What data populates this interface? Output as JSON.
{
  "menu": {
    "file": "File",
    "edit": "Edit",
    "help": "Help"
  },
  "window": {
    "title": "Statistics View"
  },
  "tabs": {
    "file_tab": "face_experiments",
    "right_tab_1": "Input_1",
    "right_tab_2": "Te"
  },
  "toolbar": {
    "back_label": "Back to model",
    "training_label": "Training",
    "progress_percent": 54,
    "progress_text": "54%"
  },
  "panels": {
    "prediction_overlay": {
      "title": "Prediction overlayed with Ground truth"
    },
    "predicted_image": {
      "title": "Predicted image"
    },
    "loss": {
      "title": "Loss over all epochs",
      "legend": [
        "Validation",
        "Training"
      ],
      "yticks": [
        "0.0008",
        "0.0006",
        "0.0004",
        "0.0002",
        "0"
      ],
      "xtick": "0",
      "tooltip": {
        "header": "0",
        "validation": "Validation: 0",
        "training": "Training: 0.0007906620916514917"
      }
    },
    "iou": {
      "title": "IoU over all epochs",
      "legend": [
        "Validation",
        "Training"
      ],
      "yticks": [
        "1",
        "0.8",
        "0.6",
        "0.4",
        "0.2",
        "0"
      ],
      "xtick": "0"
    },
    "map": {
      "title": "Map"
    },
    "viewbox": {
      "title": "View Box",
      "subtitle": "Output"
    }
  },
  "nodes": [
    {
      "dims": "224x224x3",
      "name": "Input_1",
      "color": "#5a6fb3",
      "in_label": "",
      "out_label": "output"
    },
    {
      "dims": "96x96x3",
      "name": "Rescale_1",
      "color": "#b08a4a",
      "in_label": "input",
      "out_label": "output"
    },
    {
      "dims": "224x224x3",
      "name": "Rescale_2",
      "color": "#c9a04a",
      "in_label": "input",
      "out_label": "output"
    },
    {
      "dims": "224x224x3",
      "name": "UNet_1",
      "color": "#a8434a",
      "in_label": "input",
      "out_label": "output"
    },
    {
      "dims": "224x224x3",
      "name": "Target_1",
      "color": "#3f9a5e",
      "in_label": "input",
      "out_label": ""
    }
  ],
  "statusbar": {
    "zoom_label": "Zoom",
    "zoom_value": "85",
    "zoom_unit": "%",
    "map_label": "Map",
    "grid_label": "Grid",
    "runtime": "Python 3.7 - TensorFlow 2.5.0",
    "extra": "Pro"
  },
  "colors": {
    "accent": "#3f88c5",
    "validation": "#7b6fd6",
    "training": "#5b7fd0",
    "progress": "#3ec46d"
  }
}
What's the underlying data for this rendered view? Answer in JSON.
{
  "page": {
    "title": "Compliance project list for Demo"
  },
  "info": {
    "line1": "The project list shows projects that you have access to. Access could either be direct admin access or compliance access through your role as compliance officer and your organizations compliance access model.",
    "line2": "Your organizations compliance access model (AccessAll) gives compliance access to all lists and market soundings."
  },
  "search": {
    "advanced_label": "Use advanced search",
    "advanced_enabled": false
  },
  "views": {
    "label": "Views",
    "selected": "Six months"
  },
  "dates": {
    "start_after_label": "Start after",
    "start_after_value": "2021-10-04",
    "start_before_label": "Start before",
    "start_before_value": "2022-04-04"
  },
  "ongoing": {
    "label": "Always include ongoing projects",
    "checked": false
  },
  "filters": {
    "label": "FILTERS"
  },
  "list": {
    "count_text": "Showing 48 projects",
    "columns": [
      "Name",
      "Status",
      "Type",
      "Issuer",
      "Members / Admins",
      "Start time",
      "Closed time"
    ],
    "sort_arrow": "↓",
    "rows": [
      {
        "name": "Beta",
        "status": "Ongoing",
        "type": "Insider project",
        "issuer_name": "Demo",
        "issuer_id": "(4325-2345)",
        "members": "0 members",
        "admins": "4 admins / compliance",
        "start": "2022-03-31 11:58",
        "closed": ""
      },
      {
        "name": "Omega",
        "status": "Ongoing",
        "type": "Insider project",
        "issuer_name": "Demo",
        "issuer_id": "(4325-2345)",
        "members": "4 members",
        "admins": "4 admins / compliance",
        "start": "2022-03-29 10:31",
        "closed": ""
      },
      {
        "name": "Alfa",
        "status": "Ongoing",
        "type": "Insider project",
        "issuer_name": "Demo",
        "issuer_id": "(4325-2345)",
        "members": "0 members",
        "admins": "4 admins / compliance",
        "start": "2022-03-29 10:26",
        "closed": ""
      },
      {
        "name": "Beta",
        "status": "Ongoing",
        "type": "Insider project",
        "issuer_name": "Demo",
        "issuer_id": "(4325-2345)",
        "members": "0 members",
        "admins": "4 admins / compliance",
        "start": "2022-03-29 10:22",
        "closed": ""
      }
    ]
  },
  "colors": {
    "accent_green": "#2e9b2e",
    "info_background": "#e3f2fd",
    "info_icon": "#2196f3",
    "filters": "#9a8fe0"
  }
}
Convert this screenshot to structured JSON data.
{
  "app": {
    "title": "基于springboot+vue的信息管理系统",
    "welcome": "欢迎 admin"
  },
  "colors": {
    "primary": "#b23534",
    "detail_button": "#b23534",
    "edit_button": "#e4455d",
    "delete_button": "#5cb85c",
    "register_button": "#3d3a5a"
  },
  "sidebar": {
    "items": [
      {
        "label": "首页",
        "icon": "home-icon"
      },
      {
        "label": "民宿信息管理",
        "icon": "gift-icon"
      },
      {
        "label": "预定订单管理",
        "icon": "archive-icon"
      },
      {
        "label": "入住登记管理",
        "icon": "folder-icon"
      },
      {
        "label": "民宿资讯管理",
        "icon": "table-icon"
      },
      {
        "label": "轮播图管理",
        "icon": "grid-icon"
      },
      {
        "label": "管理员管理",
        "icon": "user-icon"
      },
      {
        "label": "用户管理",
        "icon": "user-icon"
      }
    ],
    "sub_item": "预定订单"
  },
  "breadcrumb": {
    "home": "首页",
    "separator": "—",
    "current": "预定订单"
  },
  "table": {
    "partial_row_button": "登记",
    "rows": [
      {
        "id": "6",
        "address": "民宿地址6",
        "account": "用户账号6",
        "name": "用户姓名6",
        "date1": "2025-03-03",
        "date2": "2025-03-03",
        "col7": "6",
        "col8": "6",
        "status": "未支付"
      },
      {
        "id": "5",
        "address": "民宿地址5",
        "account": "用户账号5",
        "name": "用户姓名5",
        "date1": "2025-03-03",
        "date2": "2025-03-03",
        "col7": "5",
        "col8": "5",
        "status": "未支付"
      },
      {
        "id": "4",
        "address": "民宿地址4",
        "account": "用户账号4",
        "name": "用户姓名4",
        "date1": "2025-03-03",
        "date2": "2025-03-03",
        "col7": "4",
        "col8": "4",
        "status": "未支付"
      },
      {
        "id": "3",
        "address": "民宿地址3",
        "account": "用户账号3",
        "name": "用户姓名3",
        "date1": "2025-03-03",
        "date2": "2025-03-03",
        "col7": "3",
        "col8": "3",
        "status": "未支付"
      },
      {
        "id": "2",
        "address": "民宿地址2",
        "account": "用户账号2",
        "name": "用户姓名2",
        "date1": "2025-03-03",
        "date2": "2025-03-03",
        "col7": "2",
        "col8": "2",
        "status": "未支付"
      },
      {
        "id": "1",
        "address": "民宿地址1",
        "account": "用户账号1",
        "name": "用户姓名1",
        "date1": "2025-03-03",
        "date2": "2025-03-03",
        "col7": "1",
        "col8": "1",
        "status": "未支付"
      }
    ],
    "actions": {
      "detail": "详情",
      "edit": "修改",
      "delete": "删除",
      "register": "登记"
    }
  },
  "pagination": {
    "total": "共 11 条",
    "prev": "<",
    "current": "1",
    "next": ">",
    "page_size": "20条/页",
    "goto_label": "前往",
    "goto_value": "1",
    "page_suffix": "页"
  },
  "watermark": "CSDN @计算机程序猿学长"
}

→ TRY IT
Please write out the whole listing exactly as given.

→ ANSWER SECTION
What data populates this interface? Output as JSON.
{
  "menu": {
    "file": "File",
    "edit": "Edit",
    "help": "Help"
  },
  "window": {
    "title": "Statistics View"
  },
  "tabs": {
    "file_tab": "face_experiments",
    "right_tab_1": "Input_1",
    "right_tab_2": "Te"
  },
  "toolbar": {
    "back_label": "Back to model",
    "training_label": "Training",
    "progress_percent": 54,
    "progress_text": "54%"
  },
  "panels": {
    "prediction_overlay": {
      "title": "Prediction overlayed with Ground truth"
    },
    "predicted_image": {
      "title": "Predicted image"
    },
    "loss": {
      "title": "Loss over all epochs",
      "legend": [
        "Validation",
        "Training"
      ],
      "yticks": [
        "0.0008",
        "0.0006",
        "0.0004",
        "0.0002",
        "0"
      ],
      "xtick": "0",
      "tooltip": {
        "header": "0",
        "validation": "Validation: 0",
        "training": "Training: 0.0007906620916514917"
      }
    },
    "iou": {
      "title": "IoU over all epochs",
      "legend": [
        "Validation",
        "Training"
      ],
      "yticks": [
        "1",
        "0.8",
        "0.6",
        "0.4",
        "0.2",
        "0"
      ],
      "xtick": "0"
    },
    "map": {
      "title": "Map"
    },
    "viewbox": {
      "title": "View Box",
      "subtitle": "Output"
    }
  },
  "nodes": [
    {
      "dims": "224x224x3",
      "name": "Input_1",
      "color": "#5a6fb3",
      "in_label": "",
      "out_label": "output"
    },
    {
      "dims": "96x96x3",
      "name": "Rescale_1",
      "color": "#b08a4a",
      "in_label": "input",
      "out_label": "output"
    },
    {
      "dims": "224x224x3",
      "name": "Rescale_2",
      "color": "#c9a04a",
      "in_label": "input",
      "out_label": "output"
    },
    {
      "dims": "224x224x3",
      "name": "UNet_1",
      "color": "#a8434a",
      "in_label": "input",
      "out_label": "output"
    },
    {
      "dims": "224x224x3",
      "name": "Target_1",
      "color": "#3f9a5e",
      "in_label": "input",
      "out_label": ""
    }
  ],
  "statusbar": {
    "zoom_label": "Zoom",
    "zoom_value": "85",
    "zoom_unit": "%",
    "map_label": "Map",
    "grid_label": "Grid",
    "runtime": "Python 3.7 - TensorFlow 2.5.0",
    "extra": "Pro"
  },
  "colors": {
    "accent": "#3f88c5",
    "validation": "#7b6fd6",
    "training": "#5b7fd0",
    "progress": "#3ec46d"
  }
}
What's the underlying data for this rendered view? Answer in JSON.
{
  "page": {
    "title": "Compliance project list for Demo"
  },
  "info": {
    "line1": "The project list shows projects that you have access to. Access could either be direct admin access or compliance access through your role as compliance officer and your organizations compliance access model.",
    "line2": "Your organizations compliance access model (AccessAll) gives compliance access to all lists and market soundings."
  },
  "search": {
    "advanced_label": "Use advanced search",
    "advanced_enabled": false
  },
  "views": {
    "label": "Views",
    "selected": "Six months"
  },
  "dates": {
    "start_after_label": "Start after",
    "start_after_value": "2021-10-04",
    "start_before_label": "Start before",
    "start_before_value": "2022-04-04"
  },
  "ongoing": {
    "label": "Always include ongoing projects",
    "checked": false
  },
  "filters": {
    "label": "FILTERS"
  },
  "list": {
    "count_text": "Showing 48 projects",
    "columns": [
      "Name",
      "Status",
      "Type",
      "Issuer",
      "Members / Admins",
      "Start time",
      "Closed time"
    ],
    "sort_arrow": "↓",
    "rows": [
      {
        "name": "Beta",
        "status": "Ongoing",
        "type": "Insider project",
        "issuer_name": "Demo",
        "issuer_id": "(4325-2345)",
        "members": "0 members",
        "admins": "4 admins / compliance",
        "start": "2022-03-31 11:58",
        "closed": ""
      },
      {
        "name": "Omega",
        "status": "Ongoing",
        "type": "Insider project",
        "issuer_name": "Demo",
        "issuer_id": "(4325-2345)",
        "members": "4 members",
        "admins": "4 admins / compliance",
        "start": "2022-03-29 10:31",
        "closed": ""
      },
      {
        "name": "Alfa",
        "status": "Ongoing",
        "type": "Insider project",
        "issuer_name": "Demo",
        "issuer_id": "(4325-2345)",
        "members": "0 members",
        "admins": "4 admins / compliance",
        "start": "2022-03-29 10:26",
        "closed": ""
      },
      {
        "name": "Beta",
        "status": "Ongoing",
        "type": "Insider project",
        "issuer_name": "Demo",
        "issuer_id": "(4325-2345)",
        "members": "0 members",
        "admins": "4 admins / compliance",
        "start": "2022-03-29 10:22",
        "closed": ""
      }
    ]
  },
  "colors": {
    "accent_green": "#2e9b2e",
    "info_background": "#e3f2fd",
    "info_icon": "#2196f3",
    "filters": "#9a8fe0"
  }
}
Convert this screenshot to structured JSON data.
{
  "app": {
    "title": "基于springboot+vue的信息管理系统",
    "welcome": "欢迎 admin"
  },
  "colors": {
    "primary": "#b23534",
    "detail_button": "#b23534",
    "edit_button": "#e4455d",
    "delete_button": "#5cb85c",
    "register_button": "#3d3a5a"
  },
  "sidebar": {
    "items": [
      {
        "label": "首页",
        "icon": "home-icon"
      },
      {
        "label": "民宿信息管理",
        "icon": "gift-icon"
      },
      {
        "label": "预定订单管理",
        "icon": "archive-icon"
      },
      {
        "label": "入住登记管理",
        "icon": "folder-icon"
      },
      {
        "label": "民宿资讯管理",
        "icon": "table-icon"
      },
      {
        "label": "轮播图管理",
        "icon": "grid-icon"
      },
      {
        "label": "管理员管理",
        "icon": "user-icon"
      },
      {
        "label": "用户管理",
        "icon": "user-icon"
      }
    ],
    "sub_item": "预定订单"
  },
  "breadcrumb": {
    "home": "首页",
    "separator": "—",
    "current": "预定订单"
  },
  "table": {
    "partial_row_button": "登记",
    "rows": [
      {
        "id": "6",
        "address": "民宿地址6",
        "account": "用户账号6",
        "name": "用户姓名6",
        "date1": "2025-03-03",
        "date2": "2025-03-03",
        "col7": "6",
        "col8": "6",
        "status": "未支付"
      },
      {
        "id": "5",
        "address": "民宿地址5",
        "account": "用户账号5",
        "name": "用户姓名5",
        "date1": "2025-03-03",
        "date2": "2025-03-03",
        "col7": "5",
        "col8": "5",
        "status": "未支付"
      },
      {
        "id": "4",
        "address": "民宿地址4",
        "account": "用户账号4",
        "name": "用户姓名4",
        "date1": "2025-03-03",
        "date2": "2025-03-03",
        "col7": "4",
        "col8": "4",
        "status": "未支付"
      },
      {
        "id": "3",
        "address": "民宿地址3",
        "account": "用户账号3",
        "name": "用户姓名3",
        "date1": "2025-03-03",
        "date2": "2025-03-03",
        "col7": "3",
        "col8": "3",
        "status": "未支付"
      },
      {
        "id": "2",
        "address": "民宿地址2",
        "account": "用户账号2",
        "name": "用户姓名2",
        "date1": "2025-03-03",
        "date2": "2025-03-03",
        "col7": "2",
        "col8": "2",
        "status": "未支付"
      },
      {
        "id": "1",
        "address": "民宿地址1",
        "account": "用户账号1",
        "name": "用户姓名1",
        "date1": "2025-03-03",
        "date2": "2025-03-03",
        "col7": "1",
        "col8": "1",
        "status": "未支付"
      }
    ],
    "actions": {
      "detail": "详情",
      "edit": "修改",
      "delete": "删除",
      "register": "登记"
    }
  },
  "pagination": {
    "total": "共 11 条",
    "prev": "<",
    "current": "1",
    "next": ">",
    "page_size": "20条/页",
    "goto_label": "前往",
    "goto_value": "1",
    "page_suffix": "页"
  },
  "watermark": "CSDN @计算机程序猿学长"
}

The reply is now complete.